In these days after Pentecost, we might find our thoughts turning towards the future of the Church. On Pentecost, we may think, it all started so well, with such enthusiasm--what's happened?
Well, if we're part of mainline Protestant religions we might. We might find ourselves despairing over how many people claim that they're spiritual but not religious. What does that mean? That they enjoy yoga classes? That they go to both a Hindu temple and an Episcopal church? That they pray to an unknown divinity? Are we talking to Buddhitarians? Some other amalgamation?
Of course, the meaning of that phrase, "spiritual but not religious," has as many meanings as there are humans. What's a poor Protestant to do?
Diana Butler Bass has spent at least a decade thinking about these issues and offering comfort to those of us still going to church.

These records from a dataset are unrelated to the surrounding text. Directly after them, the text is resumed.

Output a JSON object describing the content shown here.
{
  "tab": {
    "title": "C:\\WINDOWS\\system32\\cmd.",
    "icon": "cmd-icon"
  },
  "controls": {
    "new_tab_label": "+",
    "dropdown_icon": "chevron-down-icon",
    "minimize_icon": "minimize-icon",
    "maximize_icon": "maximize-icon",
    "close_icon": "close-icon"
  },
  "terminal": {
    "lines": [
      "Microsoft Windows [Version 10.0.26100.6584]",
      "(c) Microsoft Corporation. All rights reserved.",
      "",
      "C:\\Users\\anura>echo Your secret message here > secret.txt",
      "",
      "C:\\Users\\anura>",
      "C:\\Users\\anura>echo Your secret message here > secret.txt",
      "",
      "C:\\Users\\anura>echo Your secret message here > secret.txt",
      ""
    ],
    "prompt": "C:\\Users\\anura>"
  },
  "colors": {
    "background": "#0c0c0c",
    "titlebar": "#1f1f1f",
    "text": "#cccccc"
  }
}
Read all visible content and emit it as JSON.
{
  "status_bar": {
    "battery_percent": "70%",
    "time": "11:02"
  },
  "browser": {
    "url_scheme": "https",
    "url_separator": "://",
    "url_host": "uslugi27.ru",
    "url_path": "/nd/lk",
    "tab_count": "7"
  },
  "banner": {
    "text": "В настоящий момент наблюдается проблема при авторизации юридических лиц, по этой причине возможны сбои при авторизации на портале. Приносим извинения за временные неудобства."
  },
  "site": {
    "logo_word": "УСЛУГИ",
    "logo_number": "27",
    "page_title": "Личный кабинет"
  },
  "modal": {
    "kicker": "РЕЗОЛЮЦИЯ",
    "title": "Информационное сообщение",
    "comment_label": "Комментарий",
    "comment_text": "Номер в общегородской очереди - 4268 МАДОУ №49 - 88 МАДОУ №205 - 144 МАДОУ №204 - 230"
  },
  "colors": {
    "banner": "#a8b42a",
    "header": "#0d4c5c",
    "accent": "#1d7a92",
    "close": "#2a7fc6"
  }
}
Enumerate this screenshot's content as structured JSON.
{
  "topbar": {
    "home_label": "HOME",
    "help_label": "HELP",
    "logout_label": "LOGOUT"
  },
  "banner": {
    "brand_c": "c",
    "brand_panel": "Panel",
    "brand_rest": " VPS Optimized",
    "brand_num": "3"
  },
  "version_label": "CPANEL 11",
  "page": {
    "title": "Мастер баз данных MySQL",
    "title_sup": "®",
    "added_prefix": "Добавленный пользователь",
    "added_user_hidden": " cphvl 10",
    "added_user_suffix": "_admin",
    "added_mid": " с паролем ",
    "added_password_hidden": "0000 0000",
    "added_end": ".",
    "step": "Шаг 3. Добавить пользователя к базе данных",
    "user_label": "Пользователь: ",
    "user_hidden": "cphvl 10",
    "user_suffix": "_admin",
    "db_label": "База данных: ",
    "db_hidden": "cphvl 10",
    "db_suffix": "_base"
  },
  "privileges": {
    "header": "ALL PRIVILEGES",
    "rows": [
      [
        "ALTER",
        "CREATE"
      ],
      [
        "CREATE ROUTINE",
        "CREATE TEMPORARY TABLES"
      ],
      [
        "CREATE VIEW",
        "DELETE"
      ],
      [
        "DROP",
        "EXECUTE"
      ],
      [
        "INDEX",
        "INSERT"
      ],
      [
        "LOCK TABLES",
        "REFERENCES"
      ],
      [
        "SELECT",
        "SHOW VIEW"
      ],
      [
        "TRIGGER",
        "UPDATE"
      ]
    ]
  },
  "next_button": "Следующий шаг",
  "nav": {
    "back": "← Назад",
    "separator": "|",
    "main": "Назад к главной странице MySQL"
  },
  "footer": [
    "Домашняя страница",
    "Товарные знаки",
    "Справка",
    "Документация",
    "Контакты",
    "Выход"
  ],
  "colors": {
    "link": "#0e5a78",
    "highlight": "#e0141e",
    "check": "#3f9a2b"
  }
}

Her new book, Christianity After Religion: The End of Church and the Birth of a New Spiritual Awakening, may be more discomfiting than previous books have been, but in the end, I found it hopeful.
Bass does a great job in outlining spiritual awakenings throughout past cycles as she seeks to establish that we're in the middle of another Great Awakening. She points out that some of the backlash we're experiencing is completely normal: "Awakenings can be slowed by fear, but if enough people experience, understand, and practice a new way of the spirit, they cannot be stopped" (page 236). On my good days, I cheer. On my bad days, I worry that we don't have enough people experiencing, understanding, and practicing a new way of the spirit.
She devotes the middle part of the book to talking about believing, behaving, and belonging. She says that the Great Awakening that we're experiencing now is about "reclaiming a faith where belief is not quite the same thing as an answer, where behavior is not following a list of dos and don'ts, and where belonging to Christian community is less like joining an exclusive club and more of a relationship with God and others" (page 99). And then she goes on to talk about what she sees going on around her and around the world.
She says, "Accordingly, Christianity is moving from being a religion about God to being an experience of God" (page 110). She notes that this new Awakening will be less Creed-based and more behavior based. Like many modern theologians, she posits that we come to our beliefs by behaving our way towards where/who we want to be.
She talks about some of the issues bedeviling the modern Church, quoting one of her Facebook correspondents: "Why is it that the choice among churches always seems to be the choice between intelligence on ice and ignorance on fire?" (page 121). She points out that believers and atheists alike are often asking the wrong questions: "'Do you trust in the resurrection?' is a much harder question than 'Do you believe that Jesus was historically and scientifically raised from the dead?'"
She also talks about some of the practices that people are exploring and concludes: "Practices are not merely spiritual activities we do to entertain ourselves. Practices enliven and awaken us to the work of God in the world" (page 160).
This book may frustrate those who came to it looking for ways to appeal to the unchurched. This book may frustrate those who are used to spiritual books that give a specific program (often in a number of steps) for us all to follow.
Near the end, she offers this nugget: "There is no specific technique that can be employed, no set program to follow to start a great awakening. If you want it to happen, you just have to do it. You have to perform its wisdom, live into its hope, and 'act as if' the awakening is fully realized. And you have to do it with others in actions of mutual creation" (page 263). Again and again, she reminds us that we are not alone and encourages us to get out in the world to find like-minded people.
Now those readers who are longing for a time when everyone went to church, those readers may not find this book as inspiring as I did. But for those of us who want reassurance that a Great Awakening may be underway and that it may lead us to a better place than we thought possible--this is a book to keep close beside you.
something broke me
7 months ago